The 25 cities chosen through political contacts will be grouped in 4 or 5 clusters, as to facilitate meetings and learning processes. At the moment the following clusters have been identified:

-Romania (might involve Moldavian and Serbian municipalities);

-North France, Belgium and Luxembourg

-Greece, Turkey and Bulgaria

-Portugal (might involve Spanish borders cities, mainly from Galicia)


-Russia (?)

Citizens of the 25 selected towns will participate in a SPIRAL session to identify their criteria on well-being for all and a set of actions that they are willing to undertake to fight exclusion. The SPIRAL sessions will include a training on “unveiling the creative potential of the people”, as to avoid path dependency in the identification of actions. Local or European innovators could as well be invited to analyze local potential and resources to engage innovative action. Local engaged people will be as well directed to the new online platform as to gain information on alternatives ways of organizing resources to fight poverty.

The remaining 5 cities identified by individuals should build patterns of collective involvement without necessarily adopting the SPIRAL approach.

Clusters of knowledge for action: The new online platform should be organized in a user-friendly way to support action. It means that compiled and well-structured information should be easily accessible (thus, radically different from the current Edgeryders platform), show the multiple solutions that have been adopted to address the same kind of problem and provide contact persons (with practical knowledge on the subject) and exchange opportunities for action.

How can we structure the knowledge and the information on the new online platform? The Council of Europe perspective is that knowledge for action could be structured on topics, responding to some of those rights that are becoming reversible in current times, i.e. access to food, access to housing, access to learning, access to employment, access to mobility, access to public spaces, access to a healthy environment (four or five others could be chosen on an experimental basis).

Under these “clusters of knowledge”, alternatives to accessing food for instance (urban gardens, shared-organic gardens, collective organization of consumption as GAS in Italy or AMAP in France, use of abandoned lands, fight against waste, mix of public food assistance/distribution and collective organization of consumption, etc) without being stigmatized and progressing towards forms of healthy and sustainable ways of consumption, could be listed, analyzed and synthesized as “concrete models for social inclusion”.

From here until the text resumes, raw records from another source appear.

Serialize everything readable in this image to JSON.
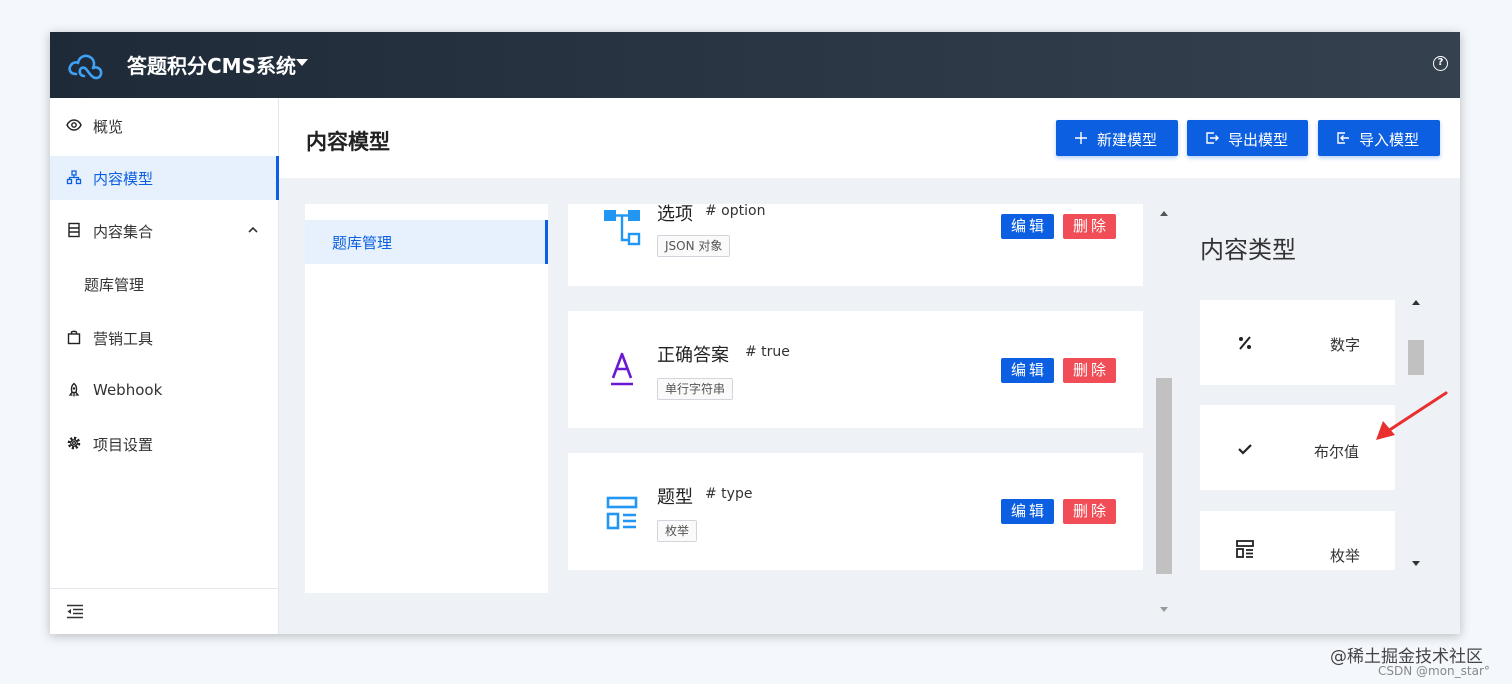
{
  "app": {
    "title": "答题积分CMS系统"
  },
  "sidebar": {
    "items": [
      {
        "label": "概览"
      },
      {
        "label": "内容模型"
      },
      {
        "label": "内容集合"
      },
      {
        "label": "题库管理"
      },
      {
        "label": "营销工具"
      },
      {
        "label": "Webhook"
      },
      {
        "label": "项目设置"
      }
    ]
  },
  "header": {
    "title": "内容模型",
    "new_model": "新建模型",
    "export_model": "导出模型",
    "import_model": "导入模型"
  },
  "models": {
    "items": [
      {
        "label": "题库管理"
      }
    ]
  },
  "fields": {
    "edit_label": "编辑",
    "delete_label": "删除",
    "items": [
      {
        "name": "选项",
        "id": "# option",
        "type": "JSON 对象",
        "icon": "json-tree-icon"
      },
      {
        "name": "正确答案",
        "id": "# true",
        "type": "单行字符串",
        "icon": "text-a-icon"
      },
      {
        "name": "题型",
        "id": "# type",
        "type": "枚举",
        "icon": "enum-list-icon"
      }
    ]
  },
  "content_types": {
    "title": "内容类型",
    "items": [
      {
        "label": "数字",
        "icon": "percent-icon"
      },
      {
        "label": "布尔值",
        "icon": "check-icon"
      },
      {
        "label": "枚举",
        "icon": "enum-list-icon"
      }
    ]
  },
  "watermark": {
    "text": "@稀土掘金技术社区",
    "subtext": "CSDN @mon_star°"
  },
  "colors": {
    "primary": "#0c5fe0",
    "danger": "#f04d57",
    "topbar": "#2a3542",
    "accent_icon": "#2196f3",
    "purple_icon": "#6a1bd1",
    "annotation_arrow": "#e8302e"
  }
}
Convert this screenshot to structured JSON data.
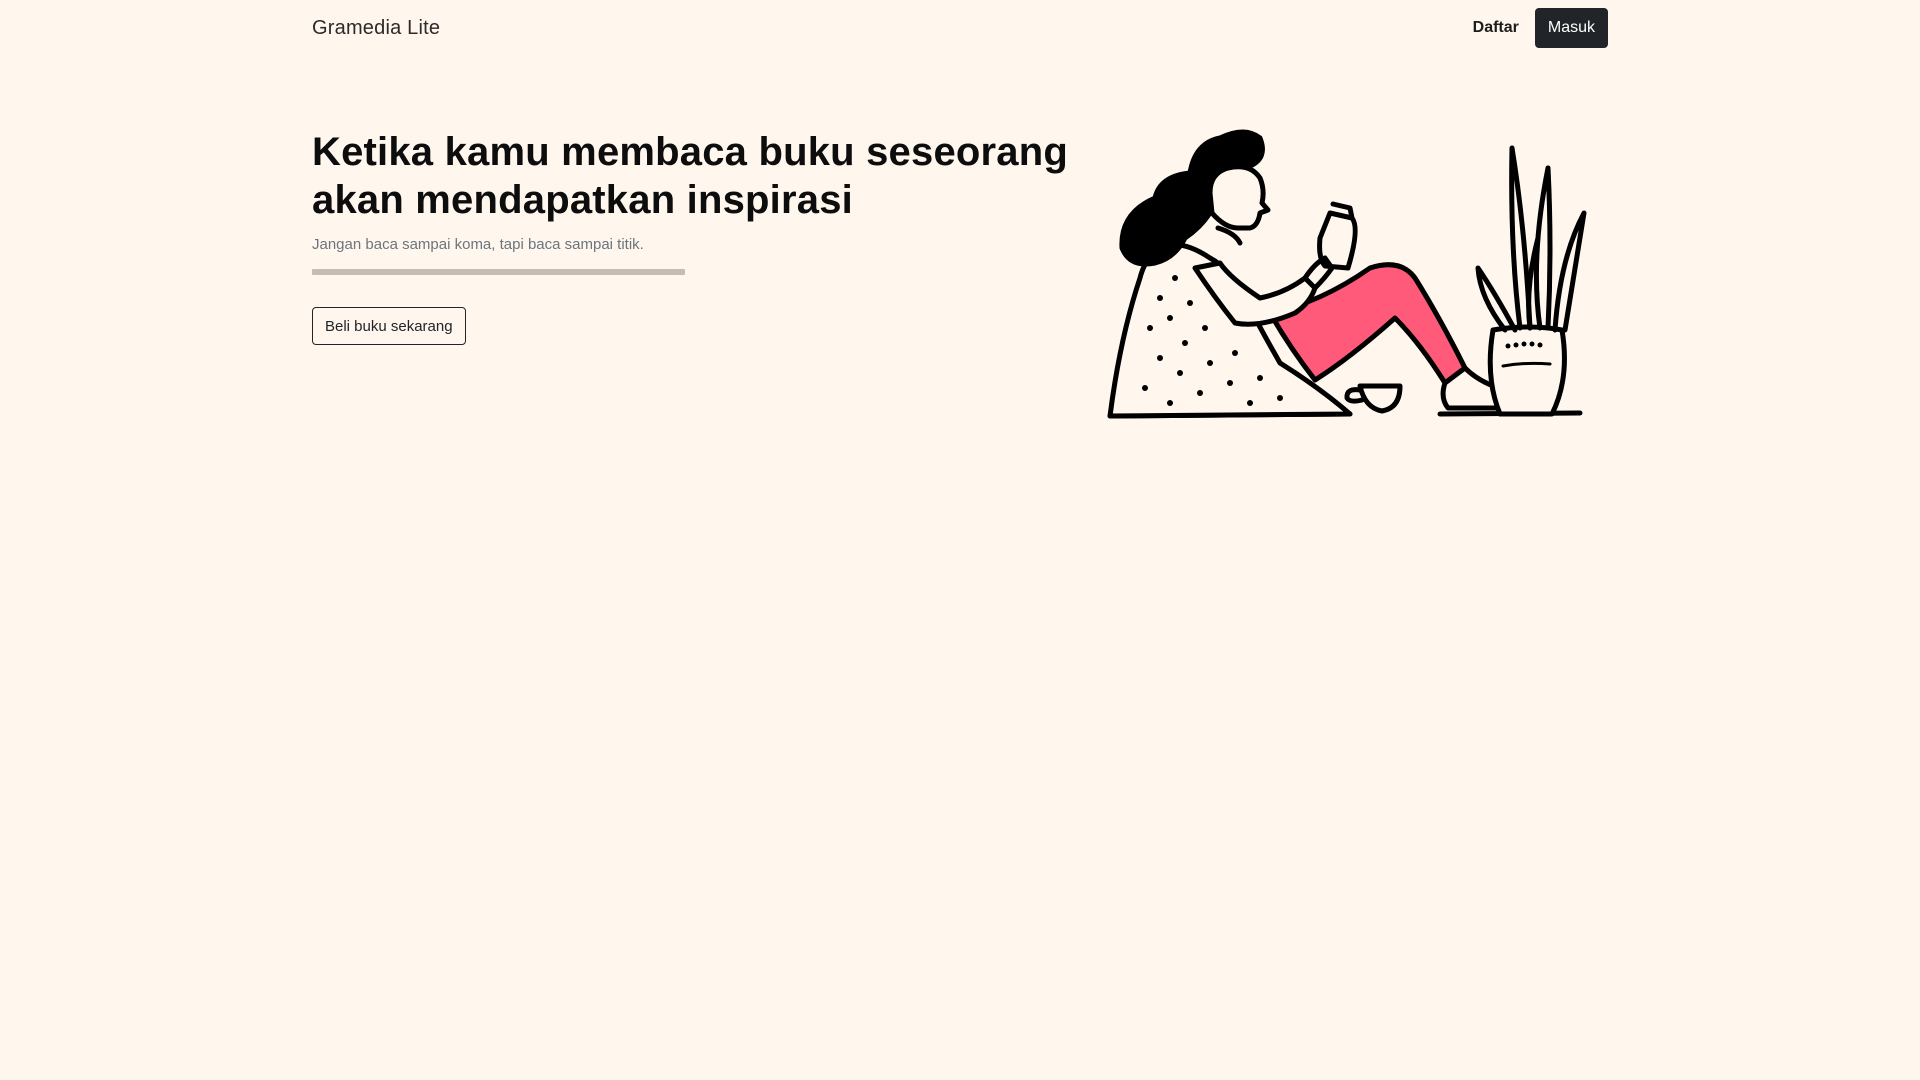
{
  "navbar": {
    "brand": "Gramedia Lite",
    "register_label": "Daftar",
    "login_label": "Masuk"
  },
  "hero": {
    "title_line1": "Ketika kamu membaca buku seseorang",
    "title_line2": "akan mendapatkan inspirasi",
    "subtitle": "Jangan baca sampai koma, tapi baca sampai titik.",
    "cta_label": "Beli buku sekarang"
  },
  "illustration": {
    "name": "woman-reading-illustration"
  },
  "colors": {
    "background": "#fff6ee",
    "dark_button": "#212529",
    "divider": "#c6bdb2",
    "pants": "#ff5a79",
    "ink": "#000000"
  }
}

The “clusters of knowledge” could be managed by creative individuals, able to gather information on action and transform it into a tool for inclusive and collective action.

“Unveiling the creative potential of local people”: Everyone has a creative potential that could be developed with others’ support. The project will develop –with the support of creative individuals and artists- and test a set of training tools for “normal” people to act creatively or to actively support innovative action.

Questions to be addressed on fostering local action to fight precariousness and inequalities

How can we:

a) Create legitimacy to propose and act;

b) Foster critical masses of actors and stakeholders, including those currently excluded, to ensure completeness and sustainability of the action;

c) Facilitate identification and weave resources beyond conventional funding and charities (multipartite social contracts, common pooling of resources) ;

d) Ensure progress towards stability in the long term;

e) Allow learning on action, transformation and existing political/financial support;

f) Reinforce influence beyond the local (legislation, structures, policies) through comparative analysis and networking.